Vampire economists and selling boats
When does caution in hiring or expanding one’s business because of concerns about a stalling economy become a self-fulfilling prophecy? And when is that caution justified?
That was one of several questions analysts and economists interviewed by National Public Radio addressed last week at an annual economic retreat at a fishing and hunting lodge in Maine.
BCA Research chief economist Martin Barnes says worries about Europe and other concerns are causing companies that are in pretty good shape to sit tight rather than invest in new hires or bring new products to market.
“So we meet again in six months and we look back and say, ‘You know, we were really right to wait ’cause look how crappy the economy’s been doing the past six months,” Barnes told NPR. “Yeah, of course, the economy was crap the last six months because we and every company like us sat on their hands. We never hire anyone. If we had gone out and hired people, the economy would have been better. So you’re creating a self-fulfilling trap.”
Confidence is contagious, be it at the household or corporate level. For our industry, confidence is high-octane fuel for spurring new boat sales.
If confidence is infectious, what about fear and pessimism? When you look at the economy today, with the uncertainly in Europe and the domestic fiscal cliff fast approaching in the fall, do you see the glass as half-empty or half-full?
The NPR report was filed the day after the news that the economy added 163,000 jobs in July, even though unemployment rose to 8.3 percent.
Stuart Hoffman, chief economist at the PNC Financial Services Group, described the economy to NPR in layman’s terms: “not an economy firing on all cylinders, but likewise, this is an economy whose motor has not conked out.”
That’s the glass-is-half-full perspective. Hoffman believes too much gloom and doom hurts confidence.
The latest jobs report, he told NPR, “really does drive a stake in the heart of what I call the vampire economists that always are going to find the worst in all these numbers, who’ve been calling recession. Or are always saying there’s a recession around the corner. They always just want to suck the blood out of the economy.”
“Woe is me” won’t inspire anyone to buy a boat, says Don MacKenzie, vice president and GM of Boats Inc. in Niantic, Conn., a Grady-White, Parker and Yamaha dealer. MacKenzie reports that his dealership is having a strong year.

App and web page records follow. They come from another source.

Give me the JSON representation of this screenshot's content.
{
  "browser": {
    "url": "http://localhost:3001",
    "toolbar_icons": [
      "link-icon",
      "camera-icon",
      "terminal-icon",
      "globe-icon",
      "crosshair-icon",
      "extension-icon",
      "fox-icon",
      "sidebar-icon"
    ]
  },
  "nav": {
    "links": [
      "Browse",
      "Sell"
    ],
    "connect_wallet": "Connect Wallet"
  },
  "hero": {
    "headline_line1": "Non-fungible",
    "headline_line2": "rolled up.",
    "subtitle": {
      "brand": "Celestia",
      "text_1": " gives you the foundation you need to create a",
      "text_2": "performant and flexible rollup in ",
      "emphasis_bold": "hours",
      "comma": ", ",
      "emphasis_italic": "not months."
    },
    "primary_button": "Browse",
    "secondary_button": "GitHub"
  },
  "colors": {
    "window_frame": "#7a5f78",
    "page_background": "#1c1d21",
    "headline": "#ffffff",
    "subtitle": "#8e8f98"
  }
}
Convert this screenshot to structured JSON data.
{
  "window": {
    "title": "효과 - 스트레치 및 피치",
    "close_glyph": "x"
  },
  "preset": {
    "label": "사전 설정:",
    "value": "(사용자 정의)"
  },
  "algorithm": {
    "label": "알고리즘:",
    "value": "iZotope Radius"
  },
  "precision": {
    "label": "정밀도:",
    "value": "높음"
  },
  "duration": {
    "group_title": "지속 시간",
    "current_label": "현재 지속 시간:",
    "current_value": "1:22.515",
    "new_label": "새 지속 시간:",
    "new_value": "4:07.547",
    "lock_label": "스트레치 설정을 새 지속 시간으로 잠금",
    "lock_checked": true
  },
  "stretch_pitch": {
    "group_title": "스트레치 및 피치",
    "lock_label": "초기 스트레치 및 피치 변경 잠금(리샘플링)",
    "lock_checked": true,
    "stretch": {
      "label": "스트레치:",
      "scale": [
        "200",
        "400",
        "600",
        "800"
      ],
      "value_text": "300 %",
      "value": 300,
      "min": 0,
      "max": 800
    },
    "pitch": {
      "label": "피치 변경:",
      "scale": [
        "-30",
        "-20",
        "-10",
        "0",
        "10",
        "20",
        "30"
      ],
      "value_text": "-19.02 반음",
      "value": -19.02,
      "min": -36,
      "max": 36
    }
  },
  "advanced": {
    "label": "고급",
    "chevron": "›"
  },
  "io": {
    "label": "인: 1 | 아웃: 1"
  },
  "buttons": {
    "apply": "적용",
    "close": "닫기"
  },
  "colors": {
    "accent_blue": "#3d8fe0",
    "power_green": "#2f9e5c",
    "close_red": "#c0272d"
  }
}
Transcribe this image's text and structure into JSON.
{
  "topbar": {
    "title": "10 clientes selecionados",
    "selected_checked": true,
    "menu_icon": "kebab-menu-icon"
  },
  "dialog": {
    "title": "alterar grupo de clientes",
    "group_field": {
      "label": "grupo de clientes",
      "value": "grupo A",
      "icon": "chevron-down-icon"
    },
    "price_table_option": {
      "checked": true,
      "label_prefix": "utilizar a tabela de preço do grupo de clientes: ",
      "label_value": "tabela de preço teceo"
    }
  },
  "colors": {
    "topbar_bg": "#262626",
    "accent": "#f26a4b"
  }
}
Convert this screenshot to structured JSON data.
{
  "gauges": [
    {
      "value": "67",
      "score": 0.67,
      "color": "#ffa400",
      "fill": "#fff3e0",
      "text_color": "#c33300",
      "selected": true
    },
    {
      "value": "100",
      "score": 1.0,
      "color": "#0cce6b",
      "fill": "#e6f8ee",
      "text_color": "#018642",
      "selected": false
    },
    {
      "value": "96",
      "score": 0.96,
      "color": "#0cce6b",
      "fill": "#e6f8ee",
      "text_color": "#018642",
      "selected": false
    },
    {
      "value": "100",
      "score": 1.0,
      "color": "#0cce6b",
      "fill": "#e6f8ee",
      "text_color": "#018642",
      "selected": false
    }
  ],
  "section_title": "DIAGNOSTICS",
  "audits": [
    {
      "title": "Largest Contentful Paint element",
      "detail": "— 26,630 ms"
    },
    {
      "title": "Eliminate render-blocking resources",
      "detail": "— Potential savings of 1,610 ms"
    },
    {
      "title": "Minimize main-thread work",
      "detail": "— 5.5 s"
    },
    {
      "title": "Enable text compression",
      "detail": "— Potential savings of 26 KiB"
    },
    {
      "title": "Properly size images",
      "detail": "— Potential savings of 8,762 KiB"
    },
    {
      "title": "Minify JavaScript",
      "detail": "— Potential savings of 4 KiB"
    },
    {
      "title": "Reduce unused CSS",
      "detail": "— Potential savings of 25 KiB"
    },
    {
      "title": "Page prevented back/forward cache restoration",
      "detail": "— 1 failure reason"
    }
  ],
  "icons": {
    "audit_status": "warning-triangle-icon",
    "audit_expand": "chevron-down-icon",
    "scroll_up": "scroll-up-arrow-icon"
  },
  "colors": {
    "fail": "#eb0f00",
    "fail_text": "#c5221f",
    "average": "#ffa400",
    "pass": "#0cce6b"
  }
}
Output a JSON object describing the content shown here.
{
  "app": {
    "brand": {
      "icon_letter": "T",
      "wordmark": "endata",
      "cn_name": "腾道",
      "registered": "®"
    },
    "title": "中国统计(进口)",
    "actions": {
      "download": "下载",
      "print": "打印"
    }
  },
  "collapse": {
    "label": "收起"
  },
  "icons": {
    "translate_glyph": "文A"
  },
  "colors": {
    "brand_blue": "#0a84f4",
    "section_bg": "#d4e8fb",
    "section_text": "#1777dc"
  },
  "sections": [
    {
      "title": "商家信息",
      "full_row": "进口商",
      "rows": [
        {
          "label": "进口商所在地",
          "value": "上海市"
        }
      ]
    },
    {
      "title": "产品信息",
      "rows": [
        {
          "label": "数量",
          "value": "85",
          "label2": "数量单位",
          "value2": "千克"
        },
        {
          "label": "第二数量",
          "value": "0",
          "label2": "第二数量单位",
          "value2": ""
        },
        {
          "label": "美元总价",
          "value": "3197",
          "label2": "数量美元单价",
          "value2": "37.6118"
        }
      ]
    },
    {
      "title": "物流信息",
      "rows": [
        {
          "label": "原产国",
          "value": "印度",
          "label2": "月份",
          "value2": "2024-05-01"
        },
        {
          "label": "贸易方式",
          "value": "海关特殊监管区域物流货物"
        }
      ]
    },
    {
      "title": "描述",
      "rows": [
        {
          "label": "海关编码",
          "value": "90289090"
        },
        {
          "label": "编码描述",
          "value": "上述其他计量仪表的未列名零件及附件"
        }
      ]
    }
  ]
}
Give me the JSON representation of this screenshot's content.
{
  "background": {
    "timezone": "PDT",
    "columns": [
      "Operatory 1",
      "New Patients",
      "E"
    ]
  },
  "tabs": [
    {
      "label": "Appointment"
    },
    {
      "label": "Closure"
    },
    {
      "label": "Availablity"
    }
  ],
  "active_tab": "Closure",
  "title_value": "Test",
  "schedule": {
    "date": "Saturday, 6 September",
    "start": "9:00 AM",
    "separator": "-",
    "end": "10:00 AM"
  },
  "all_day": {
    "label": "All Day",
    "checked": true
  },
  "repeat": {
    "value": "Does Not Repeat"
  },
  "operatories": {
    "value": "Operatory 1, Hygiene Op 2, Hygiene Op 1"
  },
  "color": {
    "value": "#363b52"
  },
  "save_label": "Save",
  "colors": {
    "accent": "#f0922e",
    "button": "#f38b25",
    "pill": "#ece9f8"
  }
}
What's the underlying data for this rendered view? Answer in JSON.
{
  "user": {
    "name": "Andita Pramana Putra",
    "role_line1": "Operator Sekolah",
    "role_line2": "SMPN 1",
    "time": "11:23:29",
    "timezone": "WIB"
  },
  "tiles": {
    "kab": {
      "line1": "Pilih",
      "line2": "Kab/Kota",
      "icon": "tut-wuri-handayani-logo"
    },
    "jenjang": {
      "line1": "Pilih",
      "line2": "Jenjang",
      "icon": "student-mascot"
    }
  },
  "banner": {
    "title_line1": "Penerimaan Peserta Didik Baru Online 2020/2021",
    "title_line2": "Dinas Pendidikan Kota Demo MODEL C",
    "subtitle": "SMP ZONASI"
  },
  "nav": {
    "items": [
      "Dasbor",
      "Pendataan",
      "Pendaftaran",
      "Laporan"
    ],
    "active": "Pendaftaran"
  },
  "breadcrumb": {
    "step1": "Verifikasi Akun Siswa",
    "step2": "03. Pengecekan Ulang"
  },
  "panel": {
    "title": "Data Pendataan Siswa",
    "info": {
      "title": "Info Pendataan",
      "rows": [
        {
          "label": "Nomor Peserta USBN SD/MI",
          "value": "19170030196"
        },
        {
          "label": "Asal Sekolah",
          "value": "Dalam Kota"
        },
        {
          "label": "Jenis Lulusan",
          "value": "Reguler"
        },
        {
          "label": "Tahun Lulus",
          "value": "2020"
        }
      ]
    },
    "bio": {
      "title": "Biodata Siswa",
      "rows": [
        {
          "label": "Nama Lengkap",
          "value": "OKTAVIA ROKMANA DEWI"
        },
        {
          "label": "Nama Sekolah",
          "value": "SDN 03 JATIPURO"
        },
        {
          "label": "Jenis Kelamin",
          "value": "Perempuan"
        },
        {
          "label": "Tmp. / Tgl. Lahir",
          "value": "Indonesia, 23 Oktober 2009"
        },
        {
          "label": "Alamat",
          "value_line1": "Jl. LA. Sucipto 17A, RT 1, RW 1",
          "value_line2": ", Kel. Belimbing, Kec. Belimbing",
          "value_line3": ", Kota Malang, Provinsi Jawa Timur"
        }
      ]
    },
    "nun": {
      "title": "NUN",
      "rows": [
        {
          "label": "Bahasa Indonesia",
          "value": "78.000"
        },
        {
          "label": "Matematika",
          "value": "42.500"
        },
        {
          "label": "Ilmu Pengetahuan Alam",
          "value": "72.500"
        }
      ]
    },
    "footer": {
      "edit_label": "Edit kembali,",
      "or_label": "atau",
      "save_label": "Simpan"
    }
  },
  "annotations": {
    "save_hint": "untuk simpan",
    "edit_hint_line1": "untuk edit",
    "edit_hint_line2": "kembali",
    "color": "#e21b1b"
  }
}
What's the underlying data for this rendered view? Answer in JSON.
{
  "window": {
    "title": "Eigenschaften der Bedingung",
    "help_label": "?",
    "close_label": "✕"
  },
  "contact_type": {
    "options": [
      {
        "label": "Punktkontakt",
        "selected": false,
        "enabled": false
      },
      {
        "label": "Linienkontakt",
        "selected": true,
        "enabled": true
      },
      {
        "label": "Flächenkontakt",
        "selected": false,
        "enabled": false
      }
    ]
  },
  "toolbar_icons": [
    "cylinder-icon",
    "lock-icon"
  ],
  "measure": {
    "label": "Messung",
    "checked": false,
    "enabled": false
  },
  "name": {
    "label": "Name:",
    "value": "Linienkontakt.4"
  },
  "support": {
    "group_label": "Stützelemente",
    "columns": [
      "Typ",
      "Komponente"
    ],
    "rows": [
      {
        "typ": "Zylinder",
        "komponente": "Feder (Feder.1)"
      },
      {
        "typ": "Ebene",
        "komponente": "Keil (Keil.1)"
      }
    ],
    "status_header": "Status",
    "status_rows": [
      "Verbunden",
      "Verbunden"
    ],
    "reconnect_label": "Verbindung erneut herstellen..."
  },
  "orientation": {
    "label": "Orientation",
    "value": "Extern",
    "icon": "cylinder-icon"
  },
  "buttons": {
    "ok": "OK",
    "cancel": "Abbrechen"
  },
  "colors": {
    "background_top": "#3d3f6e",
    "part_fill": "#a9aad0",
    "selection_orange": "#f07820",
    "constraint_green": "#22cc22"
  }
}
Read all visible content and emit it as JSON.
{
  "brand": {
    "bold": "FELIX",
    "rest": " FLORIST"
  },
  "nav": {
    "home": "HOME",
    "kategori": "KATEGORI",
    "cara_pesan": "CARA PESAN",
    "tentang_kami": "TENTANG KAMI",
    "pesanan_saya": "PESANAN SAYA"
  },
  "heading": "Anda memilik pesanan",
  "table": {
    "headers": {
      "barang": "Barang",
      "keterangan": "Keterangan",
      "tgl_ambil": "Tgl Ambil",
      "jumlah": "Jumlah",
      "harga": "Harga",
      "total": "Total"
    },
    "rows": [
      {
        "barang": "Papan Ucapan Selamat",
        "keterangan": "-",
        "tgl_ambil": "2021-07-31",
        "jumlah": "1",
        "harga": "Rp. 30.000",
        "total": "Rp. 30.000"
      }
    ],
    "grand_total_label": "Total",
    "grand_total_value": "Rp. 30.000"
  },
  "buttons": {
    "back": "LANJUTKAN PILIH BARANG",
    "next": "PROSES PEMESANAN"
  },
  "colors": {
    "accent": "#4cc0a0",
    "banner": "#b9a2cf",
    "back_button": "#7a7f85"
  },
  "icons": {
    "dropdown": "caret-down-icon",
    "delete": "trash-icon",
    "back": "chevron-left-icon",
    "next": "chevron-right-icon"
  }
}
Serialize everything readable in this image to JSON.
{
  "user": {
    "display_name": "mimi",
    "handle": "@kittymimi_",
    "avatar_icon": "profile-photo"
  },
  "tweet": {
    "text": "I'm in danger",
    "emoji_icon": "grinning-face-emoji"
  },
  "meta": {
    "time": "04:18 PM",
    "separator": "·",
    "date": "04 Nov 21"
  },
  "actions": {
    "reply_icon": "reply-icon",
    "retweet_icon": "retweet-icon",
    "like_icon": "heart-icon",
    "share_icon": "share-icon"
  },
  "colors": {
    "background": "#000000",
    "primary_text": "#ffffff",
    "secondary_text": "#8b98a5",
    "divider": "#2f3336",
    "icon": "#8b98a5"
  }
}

“We’ve had an incredible year, but we’re still guarded in how we manage our inventory,” MacKenzie says. “I still remember very well the pain of what we’ve been through.”
But, he adds, “The consumer wants to go boating. We haven’t heard gas prices brought up one time. That’s a fake issue. They’re still value-shopping.” Good used boats “are gone within a week.”
After four consecutive months of decline, the Consumer Confidence Index rose a tad in July, even though the overall index remains at historically low levels.
“Consumers’ attitude regarding current conditions was little changed in July, but their short-term expectations, which had declined last month, bounced back,” Lynn Franco, director of economic indicators at The Conference Board, said in a statement. “However, while consumers expressed greater optimism about short-term business and employment prospects, they have grown more pessimistic about their earnings. Given the current economic environment — in particular, the weak labor market — consumer confidence is not likely to gain any significant momentum in the coming months.”
The surprising jobs number could help spark “somewhat higher” consumer optimism and spending, suggested Kathy Bostjancic, director of macroeconomic analysis for The Conference Board.
“This, in turn, could lift growth moderately higher in Q3 from the moribund 1.5 percent pace recorded in Q2,” Bostjancic said. “However, lackluster demand remains the biggest corporate challenge in the second half of 2012. Without a large improvement in confidence and spending, job gains are unlikely to gather steam. Moreover, the labor market could easily slip back to the moribund growth of spring and early summer, extending an already unusually long ‘jobless recovery’ farther into the foreseeable future.”
I’m closing with MacKenzie, an effective glass-is-half-full kind of guy who is driving business rather than waiting for it to find him.
Cautious as the recent past would dictate, MacKenzie is nonetheless making investments that allow his business to grow. “We hired three full-time people this year,” he told me, “and I need at least two more full time on the sales administration side.”
MacKenzie says, “Nothing happens in this world until someone sells something. That’s when economic activity starts. Everybody at the factory is waiting for us to do our job. We put people to work when we sell a boat.”